Your instructions. Go through the entries below line by line and tally those holding "dani"; write only the tally.

Extracted data entries
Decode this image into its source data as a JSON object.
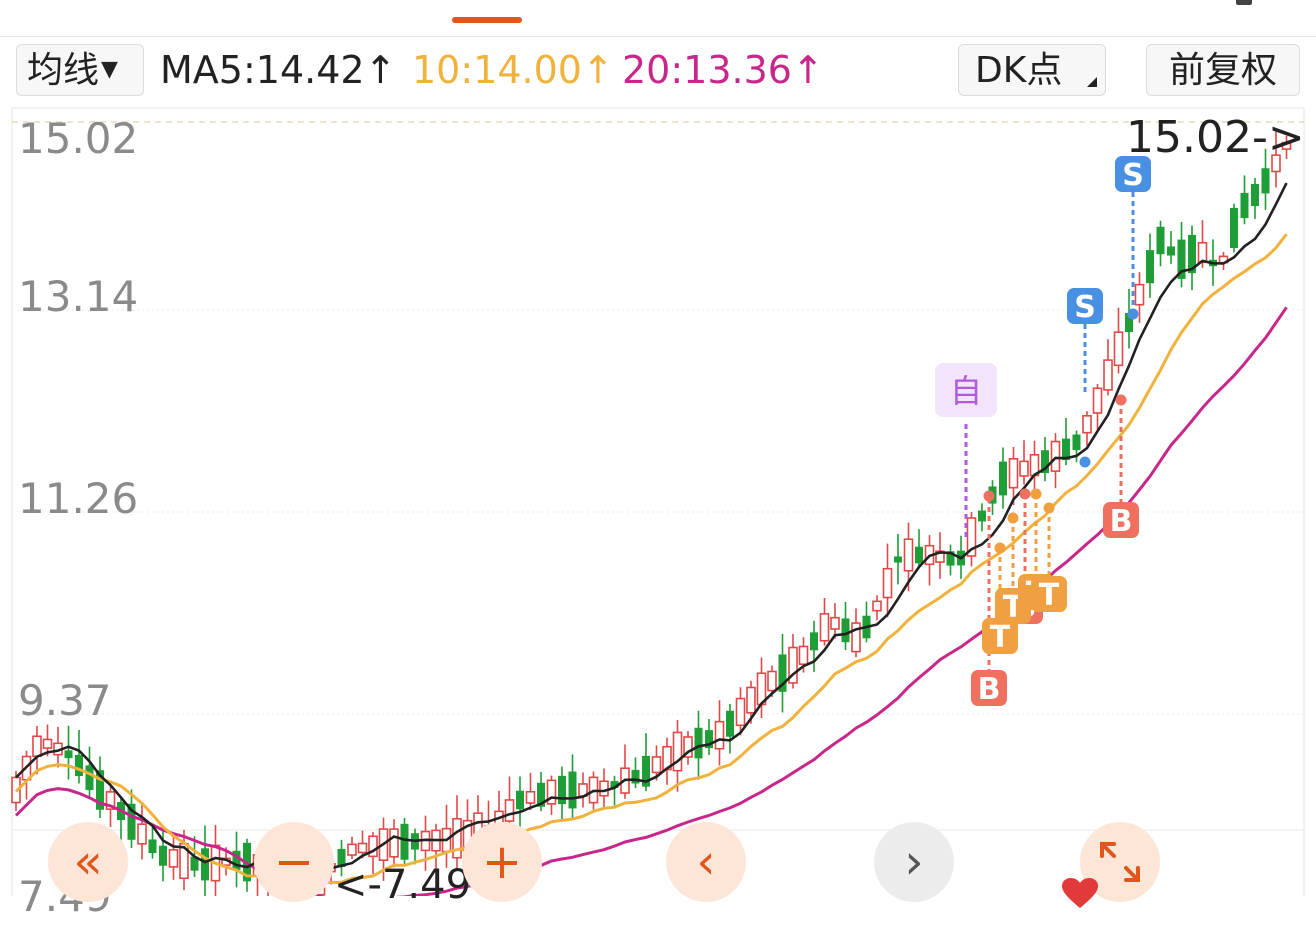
{
  "toolbar": {
    "ma_select_label": "均线",
    "ma5": "MA5:14.42↑",
    "ma10": "10:14.00↑",
    "ma20": "20:13.36↑",
    "dk_button": "DK点",
    "adjust_button": "前复权"
  },
  "colors": {
    "ma5": "#222222",
    "ma10": "#f0b23c",
    "ma20": "#c8268b",
    "up": "#e04848",
    "down": "#1f9d36",
    "buy": "#f07060",
    "sell": "#4a90e2",
    "t_signal": "#f0a040",
    "self_marker": "#b05ae0",
    "accent": "#e2561c"
  },
  "y_axis_labels": [
    "15.02",
    "13.14",
    "11.26",
    "9.37",
    "7.49"
  ],
  "callouts": {
    "high": "15.02->",
    "low": "<-7.49"
  },
  "signals": {
    "buy": "B",
    "sell": "S",
    "t": "T",
    "self": "自"
  },
  "bottom_controls": {
    "rewind_icon": "double-chevron-left-icon",
    "zoom_out_icon": "minus-icon",
    "zoom_in_icon": "plus-icon",
    "prev_icon": "chevron-left-icon",
    "next_icon": "chevron-right-icon",
    "fullscreen_icon": "expand-icon"
  }
}
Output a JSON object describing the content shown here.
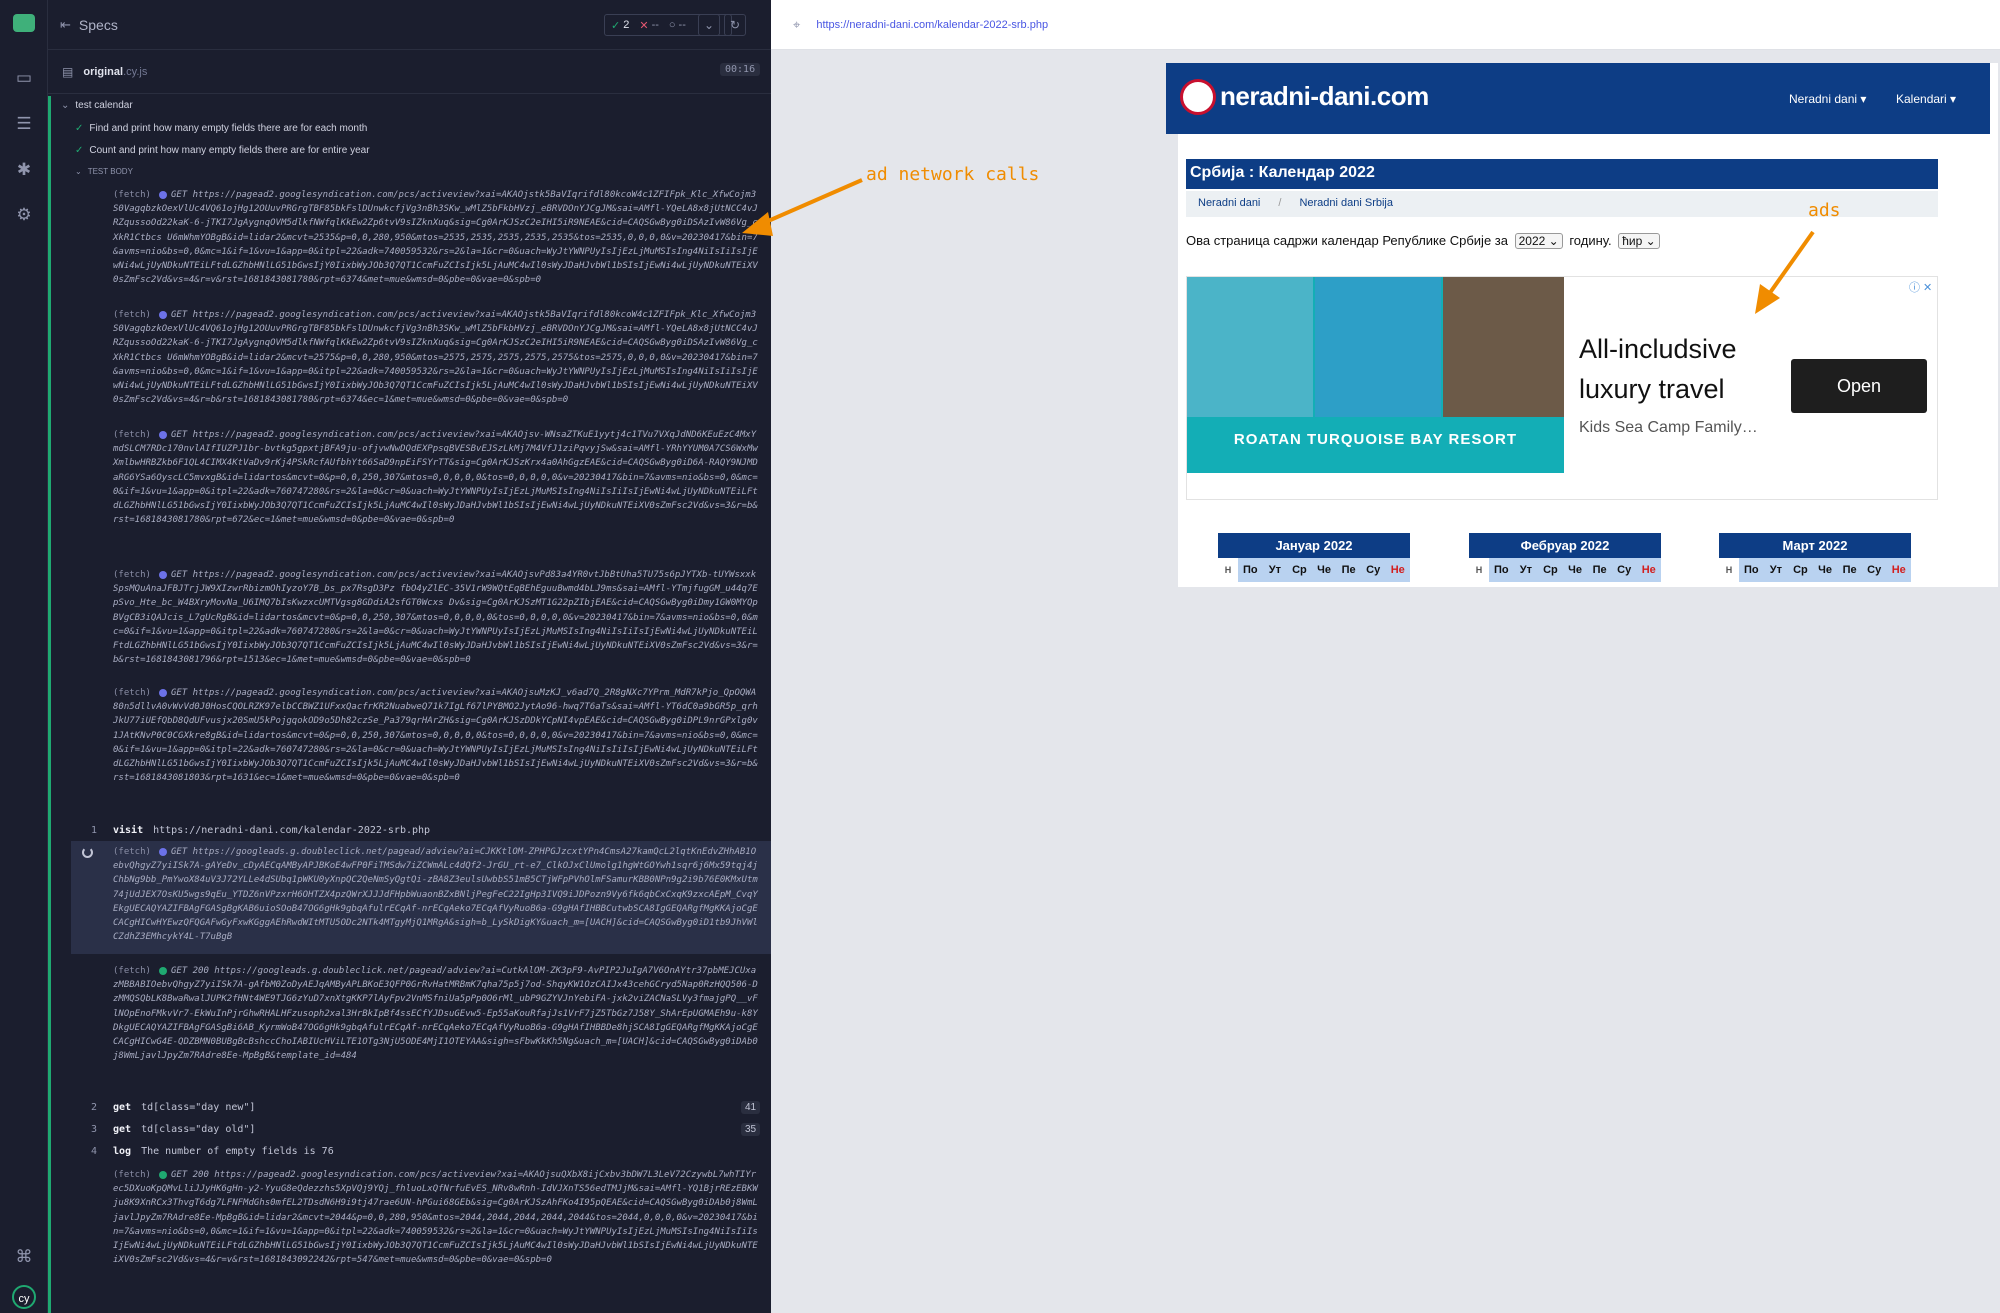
{
  "reporter": {
    "specs_label": "Specs",
    "stats": {
      "passed": "2",
      "failed": "--",
      "pending": "--"
    },
    "file": {
      "name": "original",
      "ext": ".cy.js",
      "duration": "00:16"
    },
    "suite_title": "test calendar",
    "tests": [
      "Find and print how many empty fields there are for each month",
      "Count and print how many empty fields there are for entire year"
    ],
    "body_label": "TEST BODY",
    "fetch_label": "(fetch)",
    "fetch_blocks": [
      {
        "method": "GET",
        "text": "https://pagead2.googlesyndication.com/pcs/activeview?xai=AKAOjstk5BaVIqrifdl80kcoW4c1ZFIFpk_Klc_XfwCojm3S0VagqbzkOexVlUc4VQ61ojHg12OUuvPRGrgTBF85bkFslDUnwkcfjVg3nBh3SKw_wMlZ5bFkbHVzj_eBRVDOnYJCgJM&sai=AMfl-YQeLA8x8jUtNCC4vJRZqussoOd22kaK-6-jTKI7JgAygnqOVM5dlkfNWfqlKkEw2Zp6tvV9sIZknXuq&sig=Cg0ArKJSzC2eIHI5iR9NEAE&cid=CAQSGwByg0iDSAzIvW86Vg_cXkR1Ctbcs U6mWhmYOBgB&id=lidar2&mcvt=2535&p=0,0,280,950&mtos=2535,2535,2535,2535,2535&tos=2535,0,0,0,0&v=20230417&bin=7&avms=nio&bs=0,0&mc=1&if=1&vu=1&app=0&itpl=22&adk=740059532&rs=2&la=1&cr=0&uach=WyJtYWNPUyIsIjEzLjMuMSIsIng4NiIsIiIsIjEwNi4wLjUyNDkuNTEiLFtdLGZhbHNlLG51bGwsIjY0IixbWyJOb3Q7QT1CcmFuZCIsIjk5LjAuMC4wIl0sWyJDaHJvbWl1bSIsIjEwNi4wLjUyNDkuNTEiXV0sZmFsc2Vd&vs=4&r=v&rst=1681843081780&rpt=6374&met=mue&wmsd=0&pbe=0&vae=0&spb=0"
      },
      {
        "method": "GET",
        "text": "https://pagead2.googlesyndication.com/pcs/activeview?xai=AKAOjstk5BaVIqrifdl80kcoW4c1ZFIFpk_Klc_XfwCojm3S0VagqbzkOexVlUc4VQ61ojHg12OUuvPRGrgTBF85bkFslDUnwkcfjVg3nBh3SKw_wMlZ5bFkbHVzj_eBRVDOnYJCgJM&sai=AMfl-YQeLA8x8jUtNCC4vJRZqussoOd22kaK-6-jTKI7JgAygnqOVM5dlkfNWfqlKkEw2Zp6tvV9sIZknXuq&sig=Cg0ArKJSzC2eIHI5iR9NEAE&cid=CAQSGwByg0iDSAzIvW86Vg_cXkR1Ctbcs U6mWhmYOBgB&id=lidar2&mcvt=2575&p=0,0,280,950&mtos=2575,2575,2575,2575,2575&tos=2575,0,0,0,0&v=20230417&bin=7&avms=nio&bs=0,0&mc=1&if=1&vu=1&app=0&itpl=22&adk=740059532&rs=2&la=1&cr=0&uach=WyJtYWNPUyIsIjEzLjMuMSIsIng4NiIsIiIsIjEwNi4wLjUyNDkuNTEiLFtdLGZhbHNlLG51bGwsIjY0IixbWyJOb3Q7QT1CcmFuZCIsIjk5LjAuMC4wIl0sWyJDaHJvbWl1bSIsIjEwNi4wLjUyNDkuNTEiXV0sZmFsc2Vd&vs=4&r=b&rst=1681843081780&rpt=6374&ec=1&met=mue&wmsd=0&pbe=0&vae=0&spb=0"
      },
      {
        "method": "GET",
        "text": "https://pagead2.googlesyndication.com/pcs/activeview?xai=AKAOjsv-WNsaZTKuE1yytj4c1TVu7VXqJdND6KEuEzC4MxYmdSLCM7RDc170nvlAIfIUZPJ1br-bvtkg5gpxtjBFA9ju-ofjvwNwDQdEXPpsqBVESBvEJSzLkMj7M4VfJ1ziPqvyjSw&sai=AMfl-YRhYYUM0A7CS6WxMwXmlbwHRBZkb6F1QL4CIMX4KtVaDv9rKj4PSkRcfAUfbhYt66SaD9npEiFSYrTT&sig=Cg0ArKJSzKrx4a0AhGgzEAE&cid=CAQSGwByg0iD6A-RAQY9NJMDaRG6YSa6OyscLC5mvxgB&id=lidartos&mcvt=0&p=0,0,250,307&mtos=0,0,0,0,0&tos=0,0,0,0,0&v=20230417&bin=7&avms=nio&bs=0,0&mc=0&if=1&vu=1&app=0&itpl=22&adk=760747280&rs=2&la=0&cr=0&uach=WyJtYWNPUyIsIjEzLjMuMSIsIng4NiIsIiIsIjEwNi4wLjUyNDkuNTEiLFtdLGZhbHNlLG51bGwsIjY0IixbWyJOb3Q7QT1CcmFuZCIsIjk5LjAuMC4wIl0sWyJDaHJvbWl1bSIsIjEwNi4wLjUyNDkuNTEiXV0sZmFsc2Vd&vs=3&r=b&rst=1681843081780&rpt=672&ec=1&met=mue&wmsd=0&pbe=0&vae=0&spb=0"
      },
      {
        "method": "GET",
        "text": "https://pagead2.googlesyndication.com/pcs/activeview?xai=AKAOjsvPd83a4YR0vtJbBtUha5TU75s6pJYTXb-tUYWsxxkSpsMQuAnaJFBJTrjJW9XIzwrRbizmOhIyzoY7B_bs_px7RsgD3Pz fbO4yZlEC-35V1rW9WQtEqBEhEguuBwmd4bLJ9ms&sai=AMfl-YTmjfugGM_u44q7EpSvo_Hte_bc_W4BXryMovNa_U6IMQ7bIsKwzxcUMTVgsg8GDdiA2sfGT0Wcxs Dv&sig=Cg0ArKJSzMT1G22pZIbjEAE&cid=CAQSGwByg0iDmy1GW0MYQpBVgCB3iQAJcis_L7gUcRgB&id=lidartos&mcvt=0&p=0,0,250,307&mtos=0,0,0,0,0&tos=0,0,0,0,0&v=20230417&bin=7&avms=nio&bs=0,0&mc=0&if=1&vu=1&app=0&itpl=22&adk=760747280&rs=2&la=0&cr=0&uach=WyJtYWNPUyIsIjEzLjMuMSIsIng4NiIsIiIsIjEwNi4wLjUyNDkuNTEiLFtdLGZhbHNlLG51bGwsIjY0IixbWyJOb3Q7QT1CcmFuZCIsIjk5LjAuMC4wIl0sWyJDaHJvbWl1bSIsIjEwNi4wLjUyNDkuNTEiXV0sZmFsc2Vd&vs=3&r=b&rst=1681843081796&rpt=1513&ec=1&met=mue&wmsd=0&pbe=0&vae=0&spb=0"
      },
      {
        "method": "GET",
        "text": "https://pagead2.googlesyndication.com/pcs/activeview?xai=AKAOjsuMzKJ_v6ad7Q_2R8gNXc7YPrm_MdR7kPjo_QpOQWA80n5dllvA0vWvVd0J0HosCQOLRZK97elbCCBWZ1UFxxQacfrKR2NuabweQ71k7IgLf67lPYBMO2JytAo96-hwq7T6aTs&sai=AMfl-YT6dC0a9bGR5p_qrhJkU77iUEfQbD8QdUFvusjx20SmU5kPojgqokOD9o5Dh82czSe_Pa379qrHArZH&sig=Cg0ArKJSzDDkYCpNI4vpEAE&cid=CAQSGwByg0iDPL9nrGPxlg0v1JAtKNvP0C0CGXkre8gB&id=lidartos&mcvt=0&p=0,0,250,307&mtos=0,0,0,0,0&tos=0,0,0,0,0&v=20230417&bin=7&avms=nio&bs=0,0&mc=0&if=1&vu=1&app=0&itpl=22&adk=760747280&rs=2&la=0&cr=0&uach=WyJtYWNPUyIsIjEzLjMuMSIsIng4NiIsIiIsIjEwNi4wLjUyNDkuNTEiLFtdLGZhbHNlLG51bGwsIjY0IixbWyJOb3Q7QT1CcmFuZCIsIjk5LjAuMC4wIl0sWyJDaHJvbWl1bSIsIjEwNi4wLjUyNDkuNTEiXV0sZmFsc2Vd&vs=3&r=b&rst=1681843081803&rpt=1631&ec=1&met=mue&wmsd=0&pbe=0&vae=0&spb=0"
      }
    ],
    "visit": {
      "keyword": "visit",
      "url": "https://neradni-dani.com/kalendar-2022-srb.php"
    },
    "fetch_doubleclick_pending": {
      "method": "GET",
      "text": "https://googleads.g.doubleclick.net/pagead/adview?ai=CJKKtlOM-ZPHPGJzcxtYPn4CmsA27kamQcL2lqtKnEdvZHhAB1OebvQhgyZ7yiISk7A-gAYeDv_cDyAECqAMByAPJBKoE4wFP0FiTMSdw7iZCWmALc4dQf2-JrGU_rt-e7_ClkOJxClUmolg1hgWtGOYwh1sqr6j6Mx59tqj4jChbNg9bb_PmYwoX84uV3J72YLLe4dSUbq1pWKU0yXnpQC2QeNmSyQgtQi-zBA8Z3eulsUwbbS51mB5CTjWFpPVhOlmFSamurKBB0NPn9g2i9b76E0KMxUtm74jUdJEX7OsKU5wgs9qEu_YTDZ6nVPzxrH6OHTZX4pzQWrXJJJdFHpbWuaonBZxBNljPegFeC22IgHp3IVQ9iJDPozn9Vy6fk6qbCxCxqK9zxcAEpM_CvqYEkgUECAQYAZIFBAgFGASgBgKAB6uioSOoB47OG6gHk9gbqAfulrECqAf-nrECqAeko7ECqAfVyRuoB6a-G9gHAfIHBBCutwbSCA8IgGEQARgfMgKKAjoCgECACgHICwHYEwzQFQGAFwGyFxwKGggAEhRwdWItMTU5ODc2NTk4MTgyMjQ1MRgA&sigh=b_LySkDigKY&uach_m=[UACH]&cid=CAQSGwByg0iD1tb9JhVWlCZdhZ3EMhcykY4L-T7uBgB"
    },
    "fetch_doubleclick_200": {
      "method": "GET 200",
      "text": "https://googleads.g.doubleclick.net/pagead/adview?ai=CutkAlOM-ZK3pF9-AvPIP2JuIgA7V6OnAYtr37pbMEJCUxazMBBABIOebvQhgyZ7yiISk7A-gAfbM0ZoDyAEJqAMByAPLBKoE3QFP0GrRvHatMRBmK7qha75p5j7od-ShqyKW1OzCAIJx43cehGCryd5Nap0RzHQQ506-DzMMQSQbLK8BwaRwalJUPK2fHNt4WE9TJG6zYuD7xnXtgKKP7lAyFpv2VnMSfniUa5pPp0O6rMl_ubP9GZYVJnYebiFA-jxk2viZACNaSLVy3fmajgPQ__vFlNOpEnoFMkvVr7-EkWuInPjrGhwRHALHFzusoph2xal3HrBkIpBf4ssECfYJDsuGEvw5-Ep55aKouRfajJs1VrF7jZ5TbGz7J58Y_ShArEpUGMAEh9u-k8YDkgUECAQYAZIFBAgFGASgBi6AB_KyrmWoB47OG6gHk9gbqAfulrECqAf-nrECqAeko7ECqAfVyRuoB6a-G9gHAfIHBBDe8hjSCA8IgGEQARgfMgKKAjoCgECACgHICwG4E-QDZBMN0BUBgBcBshccChoIABIUcHViLTE1OTg3NjU5ODE4MjI1OTEYAA&sigh=sFbwKkKh5Ng&uach_m=[UACH]&cid=CAQSGwByg0iDAb0j8WmLjavlJpyZm7RAdre8Ee-MpBgB&template_id=484"
    },
    "commands": [
      {
        "num": "2",
        "keyword": "get",
        "arg": "td[class=\"day new\"]",
        "count": "41"
      },
      {
        "num": "3",
        "keyword": "get",
        "arg": "td[class=\"day old\"]",
        "count": "35"
      },
      {
        "num": "4",
        "keyword": "log",
        "arg": "The number of empty fields is 76",
        "count": ""
      }
    ],
    "fetch_last": {
      "method": "GET 200",
      "text": "https://pagead2.googlesyndication.com/pcs/activeview?xai=AKAOjsuQXbX8ijCxbv3bDW7L3LeV72CzywbL7whTIYrec5DXuoKpQMvLliJJyHK6gHn-y2-YyuG8eQdezzhs5XpVQj9YQj_fhluoLxQfNrfuEvES_NRv8wRnh-IdVJXnTS56edTMJjM&sai=AMfl-YQ1BjrREzEBKWju8K9XnRCx3ThvgT6dg7LFNFMdGhs0mfEL2TDsdN6H9i9tj47rae6UN-hPGui68GEb&sig=Cg0ArKJSzAhFKo4I95pQEAE&cid=CAQSGwByg0iDAb0j8WmLjavlJpyZm7RAdre8Ee-MpBgB&id=lidar2&mcvt=2044&p=0,0,280,950&mtos=2044,2044,2044,2044,2044&tos=2044,0,0,0,0&v=20230417&bin=7&avms=nio&bs=0,0&mc=1&if=1&vu=1&app=0&itpl=22&adk=740059532&rs=2&la=1&cr=0&uach=WyJtYWNPUyIsIjEzLjMuMSIsIng4NiIsIiIsIjEwNi4wLjUyNDkuNTEiLFtdLGZhbHNlLG51bGwsIjY0IixbWyJOb3Q7QT1CcmFuZCIsIjk5LjAuMC4wIl0sWyJDaHJvbWl1bSIsIjEwNi4wLjUyNDkuNTEiXV0sZmFsc2Vd&vs=4&r=v&rst=1681843092242&rpt=547&met=mue&wmsd=0&pbe=0&vae=0&spb=0"
    }
  },
  "aut": {
    "url": "https://neradni-dani.com/kalendar-2022-srb.php",
    "brand": "neradni-dani.com",
    "nav": [
      "Neradni dani",
      "Kalendari"
    ],
    "page_title": "Србија : Календар 2022",
    "breadcrumbs": [
      "Neradni dani",
      "Neradni dani Srbija"
    ],
    "intro_before": "Ова страница садржи календар Републике Србије за",
    "year_select": "2022",
    "intro_mid": "годину.",
    "script_select": "ћир",
    "ad": {
      "banner": "ROATAN TURQUOISE BAY RESORT",
      "headline": "All-includsive luxury travel",
      "sub": "Kids Sea Camp Family…",
      "cta": "Open",
      "info": "ⓘ ✕"
    },
    "months": [
      "Јануар 2022",
      "Фебруар 2022",
      "Март 2022"
    ],
    "week_label": "Н",
    "weekdays": [
      "По",
      "Ут",
      "Ср",
      "Че",
      "Пе",
      "Су",
      "Не"
    ]
  },
  "annotations": {
    "network": "ad network calls",
    "ads": "ads"
  },
  "colors": {
    "accent_green": "#1fa971",
    "site_blue": "#0d3d85",
    "annotation": "#f08c00"
  }
}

Output for this exercise. 6